--- THE INPUT Enclosed Below ---
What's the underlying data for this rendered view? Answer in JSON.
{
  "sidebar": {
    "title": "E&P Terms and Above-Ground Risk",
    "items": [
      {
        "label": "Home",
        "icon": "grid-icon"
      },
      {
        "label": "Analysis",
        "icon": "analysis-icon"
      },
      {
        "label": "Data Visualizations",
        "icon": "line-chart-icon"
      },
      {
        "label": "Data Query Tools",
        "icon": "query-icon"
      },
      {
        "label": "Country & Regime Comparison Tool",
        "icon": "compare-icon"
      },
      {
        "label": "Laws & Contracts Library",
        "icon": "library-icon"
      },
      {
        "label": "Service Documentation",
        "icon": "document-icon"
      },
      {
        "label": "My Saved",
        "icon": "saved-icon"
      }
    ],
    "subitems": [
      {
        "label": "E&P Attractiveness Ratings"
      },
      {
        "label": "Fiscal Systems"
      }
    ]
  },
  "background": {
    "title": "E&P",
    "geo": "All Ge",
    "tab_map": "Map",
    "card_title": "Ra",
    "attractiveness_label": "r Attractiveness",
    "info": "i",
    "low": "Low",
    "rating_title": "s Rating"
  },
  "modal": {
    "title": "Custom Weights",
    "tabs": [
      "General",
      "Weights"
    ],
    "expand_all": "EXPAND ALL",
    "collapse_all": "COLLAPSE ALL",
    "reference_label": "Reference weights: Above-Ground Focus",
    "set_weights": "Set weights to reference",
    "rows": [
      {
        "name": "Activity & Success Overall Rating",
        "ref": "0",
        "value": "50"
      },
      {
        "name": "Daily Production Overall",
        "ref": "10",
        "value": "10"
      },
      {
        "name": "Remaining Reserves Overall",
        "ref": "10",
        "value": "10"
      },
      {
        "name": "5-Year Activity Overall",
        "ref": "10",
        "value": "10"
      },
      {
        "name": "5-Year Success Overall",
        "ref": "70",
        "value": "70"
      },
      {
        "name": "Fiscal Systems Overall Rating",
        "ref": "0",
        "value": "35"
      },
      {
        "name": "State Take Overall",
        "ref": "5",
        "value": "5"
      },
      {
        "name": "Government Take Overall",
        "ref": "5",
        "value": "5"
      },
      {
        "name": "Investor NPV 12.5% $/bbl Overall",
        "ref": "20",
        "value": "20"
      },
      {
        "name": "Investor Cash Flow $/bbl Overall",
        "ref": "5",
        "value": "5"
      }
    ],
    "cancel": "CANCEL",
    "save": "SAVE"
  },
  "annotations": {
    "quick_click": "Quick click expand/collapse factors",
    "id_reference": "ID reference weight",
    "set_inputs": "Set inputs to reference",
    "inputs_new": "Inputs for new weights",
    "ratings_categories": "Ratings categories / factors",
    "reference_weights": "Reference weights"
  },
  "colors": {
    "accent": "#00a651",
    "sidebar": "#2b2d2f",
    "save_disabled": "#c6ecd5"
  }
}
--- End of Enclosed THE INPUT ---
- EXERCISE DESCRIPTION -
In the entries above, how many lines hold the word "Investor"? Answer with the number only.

- TASK OUTPUT -
2